    Parents can’t keep paying more but the providers can’t keep working for less. This is not a traditional small business market like a corner store or a cab driver. We can’t simply expand our business or work longer hours. Something has to give if we want high qualified people doing this work at a price that doesn’t keep families in poverty.  The cost of providing high quality care that every child deserve is out of control and continues to get worse.

    Family child care and home health care are not traditional occupations,so a traditional union model doesn’t fit.  This is where so many people are getting hung up. Our clients are not the ones who ultimately control our livelihoods - that power lies with the state and the counties.  We should have a say with the people who regulate us, but we don’t have that right now.

  • Clarissa Johnston says:

    March 19, 2013 at 8:59 pm

    I have been a child care provider for twenty-six years. I can tell you that I spend thousands of dollars every year on food expenses. I spend thousands of dollars every year on curriculum, activities, and crafts. It makes perfect business sense to spend a few hundred dollars every year on union dues so I can take financial control of my industry’s shrinking resources. I follow the rules that the State of Minnesota mandates.Belonging to CCPT will allow me negotiating power that associations can’t give me. Many professions have the option to join both associations and a union.

  • Nancy says:

    March 19, 2013 at 9:57 pm

    Actually, Mike, our early care and education system IS broken for the many families who can’t afford to pay for quality care and for the underpaid family child care providers and center teachers who can’t afford to stay in a career they love. Governor Dayton and a broad coalition of early care and education organizations propose that we fund scholarships linked to parents’ choice of a quality rated provider or center that best fits their family’s needs. The Parent Aware Quality Improvement and Rating system includes both public and private providers, keeps program choice in the hands of parents and ensures that taxpayers’ investment goes to providers and teachers who have the training, coaching and environment to provide nurturing, learning based care for young children.

  • W. D. (Bill) Hamm says:
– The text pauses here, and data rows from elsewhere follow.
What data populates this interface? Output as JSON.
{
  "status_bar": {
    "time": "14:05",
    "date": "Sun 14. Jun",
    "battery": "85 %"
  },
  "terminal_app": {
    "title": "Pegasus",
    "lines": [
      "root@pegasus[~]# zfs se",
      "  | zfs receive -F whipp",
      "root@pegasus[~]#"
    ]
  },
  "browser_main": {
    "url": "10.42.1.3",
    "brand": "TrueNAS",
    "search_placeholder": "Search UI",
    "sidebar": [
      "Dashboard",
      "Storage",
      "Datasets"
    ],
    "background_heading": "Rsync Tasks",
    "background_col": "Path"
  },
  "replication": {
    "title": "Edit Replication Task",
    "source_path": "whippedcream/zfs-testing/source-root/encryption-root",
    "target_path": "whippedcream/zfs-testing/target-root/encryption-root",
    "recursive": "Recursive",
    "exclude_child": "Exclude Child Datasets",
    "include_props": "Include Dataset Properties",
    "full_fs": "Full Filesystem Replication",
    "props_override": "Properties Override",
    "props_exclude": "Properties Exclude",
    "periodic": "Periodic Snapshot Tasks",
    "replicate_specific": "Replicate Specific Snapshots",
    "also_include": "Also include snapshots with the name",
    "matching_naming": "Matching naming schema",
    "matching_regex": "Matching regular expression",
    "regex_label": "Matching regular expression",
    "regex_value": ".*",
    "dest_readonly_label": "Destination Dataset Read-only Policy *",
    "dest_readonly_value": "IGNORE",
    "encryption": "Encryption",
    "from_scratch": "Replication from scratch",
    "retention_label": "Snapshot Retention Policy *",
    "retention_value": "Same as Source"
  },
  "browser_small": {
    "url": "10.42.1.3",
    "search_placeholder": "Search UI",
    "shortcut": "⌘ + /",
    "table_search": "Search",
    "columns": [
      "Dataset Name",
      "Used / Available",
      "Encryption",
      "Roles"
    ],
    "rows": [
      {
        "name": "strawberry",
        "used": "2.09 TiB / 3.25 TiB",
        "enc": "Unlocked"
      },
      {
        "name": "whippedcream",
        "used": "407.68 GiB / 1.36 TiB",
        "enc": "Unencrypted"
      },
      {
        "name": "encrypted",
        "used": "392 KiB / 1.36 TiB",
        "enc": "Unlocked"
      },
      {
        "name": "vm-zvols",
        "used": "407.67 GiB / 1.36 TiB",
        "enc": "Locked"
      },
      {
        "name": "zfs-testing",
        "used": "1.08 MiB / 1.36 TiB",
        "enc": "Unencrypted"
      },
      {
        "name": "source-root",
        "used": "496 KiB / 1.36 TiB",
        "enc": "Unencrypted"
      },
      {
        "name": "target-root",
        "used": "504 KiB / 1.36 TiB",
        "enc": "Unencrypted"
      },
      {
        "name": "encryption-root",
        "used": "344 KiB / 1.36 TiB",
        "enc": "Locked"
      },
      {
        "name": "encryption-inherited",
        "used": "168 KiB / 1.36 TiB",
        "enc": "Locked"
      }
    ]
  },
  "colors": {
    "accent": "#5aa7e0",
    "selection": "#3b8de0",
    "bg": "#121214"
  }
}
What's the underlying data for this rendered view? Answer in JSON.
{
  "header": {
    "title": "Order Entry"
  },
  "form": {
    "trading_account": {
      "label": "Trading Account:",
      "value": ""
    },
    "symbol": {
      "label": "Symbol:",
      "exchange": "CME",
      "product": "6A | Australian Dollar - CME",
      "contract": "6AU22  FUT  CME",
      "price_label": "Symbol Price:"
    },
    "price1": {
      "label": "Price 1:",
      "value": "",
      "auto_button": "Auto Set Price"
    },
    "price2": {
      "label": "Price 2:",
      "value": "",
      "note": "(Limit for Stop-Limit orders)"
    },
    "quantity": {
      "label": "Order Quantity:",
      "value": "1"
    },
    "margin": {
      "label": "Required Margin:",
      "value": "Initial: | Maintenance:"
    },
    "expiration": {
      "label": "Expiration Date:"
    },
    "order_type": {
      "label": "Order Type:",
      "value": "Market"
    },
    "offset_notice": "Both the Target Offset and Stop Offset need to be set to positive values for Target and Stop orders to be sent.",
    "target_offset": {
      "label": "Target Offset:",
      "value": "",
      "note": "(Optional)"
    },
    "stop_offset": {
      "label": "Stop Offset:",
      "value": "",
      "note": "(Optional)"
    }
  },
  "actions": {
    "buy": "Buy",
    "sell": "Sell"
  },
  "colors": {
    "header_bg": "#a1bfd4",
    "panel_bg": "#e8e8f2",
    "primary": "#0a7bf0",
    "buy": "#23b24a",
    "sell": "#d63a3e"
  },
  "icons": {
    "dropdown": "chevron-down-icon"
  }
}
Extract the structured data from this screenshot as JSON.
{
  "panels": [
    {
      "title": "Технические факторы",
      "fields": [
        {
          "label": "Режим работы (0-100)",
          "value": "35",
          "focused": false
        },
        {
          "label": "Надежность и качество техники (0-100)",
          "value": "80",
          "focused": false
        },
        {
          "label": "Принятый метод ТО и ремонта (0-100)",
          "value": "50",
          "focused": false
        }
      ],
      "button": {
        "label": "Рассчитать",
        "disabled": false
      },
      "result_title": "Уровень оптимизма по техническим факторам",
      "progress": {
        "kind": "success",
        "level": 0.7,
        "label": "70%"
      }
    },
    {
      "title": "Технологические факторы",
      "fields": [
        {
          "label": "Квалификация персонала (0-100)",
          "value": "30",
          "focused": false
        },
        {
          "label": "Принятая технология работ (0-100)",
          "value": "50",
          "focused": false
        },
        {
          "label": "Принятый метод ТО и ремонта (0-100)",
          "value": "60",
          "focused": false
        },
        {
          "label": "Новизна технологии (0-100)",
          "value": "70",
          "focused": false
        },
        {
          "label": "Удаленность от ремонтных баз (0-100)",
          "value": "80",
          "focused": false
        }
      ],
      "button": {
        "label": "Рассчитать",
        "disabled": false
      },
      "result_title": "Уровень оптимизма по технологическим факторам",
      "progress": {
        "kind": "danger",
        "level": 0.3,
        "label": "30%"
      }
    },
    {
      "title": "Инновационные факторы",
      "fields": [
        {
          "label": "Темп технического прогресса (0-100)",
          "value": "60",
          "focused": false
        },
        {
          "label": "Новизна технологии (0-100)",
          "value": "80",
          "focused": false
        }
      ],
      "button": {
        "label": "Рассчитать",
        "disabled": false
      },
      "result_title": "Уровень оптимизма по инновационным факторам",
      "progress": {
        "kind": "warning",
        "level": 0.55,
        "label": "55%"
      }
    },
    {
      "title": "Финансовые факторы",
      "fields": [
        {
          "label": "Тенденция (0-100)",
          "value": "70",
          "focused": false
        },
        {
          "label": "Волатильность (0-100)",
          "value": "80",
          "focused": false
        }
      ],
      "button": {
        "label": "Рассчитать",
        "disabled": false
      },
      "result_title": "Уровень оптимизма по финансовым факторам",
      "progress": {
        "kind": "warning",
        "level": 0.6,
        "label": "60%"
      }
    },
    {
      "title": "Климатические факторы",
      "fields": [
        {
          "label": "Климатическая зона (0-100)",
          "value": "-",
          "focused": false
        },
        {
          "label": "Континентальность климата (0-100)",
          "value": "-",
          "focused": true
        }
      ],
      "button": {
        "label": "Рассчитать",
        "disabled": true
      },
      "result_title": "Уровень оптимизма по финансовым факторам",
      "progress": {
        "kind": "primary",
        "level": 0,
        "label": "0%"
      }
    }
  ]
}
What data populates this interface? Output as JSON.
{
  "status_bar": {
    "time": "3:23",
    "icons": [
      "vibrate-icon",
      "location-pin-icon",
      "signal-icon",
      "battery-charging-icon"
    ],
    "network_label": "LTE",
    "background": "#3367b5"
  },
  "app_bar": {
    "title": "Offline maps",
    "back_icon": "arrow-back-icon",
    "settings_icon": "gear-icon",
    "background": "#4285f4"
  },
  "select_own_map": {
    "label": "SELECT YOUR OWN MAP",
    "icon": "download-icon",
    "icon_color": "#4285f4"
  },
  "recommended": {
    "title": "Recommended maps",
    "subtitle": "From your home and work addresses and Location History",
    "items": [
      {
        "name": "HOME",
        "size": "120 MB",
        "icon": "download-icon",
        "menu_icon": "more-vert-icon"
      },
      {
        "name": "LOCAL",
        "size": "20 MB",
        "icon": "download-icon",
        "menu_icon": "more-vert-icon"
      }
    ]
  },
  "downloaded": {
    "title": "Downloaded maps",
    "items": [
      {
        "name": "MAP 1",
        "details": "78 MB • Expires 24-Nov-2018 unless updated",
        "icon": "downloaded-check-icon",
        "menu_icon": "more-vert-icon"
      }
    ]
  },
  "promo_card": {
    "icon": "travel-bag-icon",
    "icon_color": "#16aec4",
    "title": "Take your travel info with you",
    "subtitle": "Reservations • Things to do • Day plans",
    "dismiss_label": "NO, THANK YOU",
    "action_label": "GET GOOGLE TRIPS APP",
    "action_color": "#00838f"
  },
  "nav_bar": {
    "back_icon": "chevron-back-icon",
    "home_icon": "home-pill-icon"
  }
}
    March 23, 2013 at 11:24 am

    I hate catching you in a lie Joe but the vast majority of these people have told us clearly they do not want or need your BS Union invasion of their private buisnesses. Yet you and the Union drones continue to attack them with these lies.